+++ Supplied records
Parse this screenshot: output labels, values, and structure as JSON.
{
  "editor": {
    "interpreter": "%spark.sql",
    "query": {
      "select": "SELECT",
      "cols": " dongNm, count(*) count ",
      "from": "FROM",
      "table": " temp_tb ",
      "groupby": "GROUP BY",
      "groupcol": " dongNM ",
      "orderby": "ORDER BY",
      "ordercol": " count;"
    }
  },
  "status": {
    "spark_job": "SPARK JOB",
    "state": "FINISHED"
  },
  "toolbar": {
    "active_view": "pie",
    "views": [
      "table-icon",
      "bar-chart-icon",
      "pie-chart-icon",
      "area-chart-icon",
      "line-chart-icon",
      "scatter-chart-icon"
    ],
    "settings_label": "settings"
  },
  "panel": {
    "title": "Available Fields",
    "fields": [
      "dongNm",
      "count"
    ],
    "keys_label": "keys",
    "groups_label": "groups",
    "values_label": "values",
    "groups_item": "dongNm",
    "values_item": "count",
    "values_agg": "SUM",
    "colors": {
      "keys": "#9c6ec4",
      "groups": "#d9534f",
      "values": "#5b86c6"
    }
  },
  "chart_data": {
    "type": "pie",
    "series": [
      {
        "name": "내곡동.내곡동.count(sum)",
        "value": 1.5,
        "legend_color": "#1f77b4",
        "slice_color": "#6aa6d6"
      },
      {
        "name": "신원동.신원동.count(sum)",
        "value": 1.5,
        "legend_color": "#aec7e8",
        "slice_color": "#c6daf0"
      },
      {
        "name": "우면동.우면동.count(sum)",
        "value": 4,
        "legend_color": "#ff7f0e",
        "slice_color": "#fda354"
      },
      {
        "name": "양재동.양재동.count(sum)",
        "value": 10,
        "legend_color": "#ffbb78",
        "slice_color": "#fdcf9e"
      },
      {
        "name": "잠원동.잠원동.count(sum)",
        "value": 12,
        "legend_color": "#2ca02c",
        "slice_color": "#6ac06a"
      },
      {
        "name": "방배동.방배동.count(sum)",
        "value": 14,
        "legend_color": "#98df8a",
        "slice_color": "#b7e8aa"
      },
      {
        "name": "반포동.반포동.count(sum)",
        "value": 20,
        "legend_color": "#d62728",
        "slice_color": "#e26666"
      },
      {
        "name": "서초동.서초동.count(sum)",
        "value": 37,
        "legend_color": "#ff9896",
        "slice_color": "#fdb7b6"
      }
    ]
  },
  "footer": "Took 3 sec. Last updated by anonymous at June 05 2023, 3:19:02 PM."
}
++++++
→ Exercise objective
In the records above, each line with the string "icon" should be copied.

→ Response box
      "table-icon",
      "bar-chart-icon",
      "pie-chart-icon",
      "area-chart-icon",
      "line-chart-icon",
      "scatter-chart-icon"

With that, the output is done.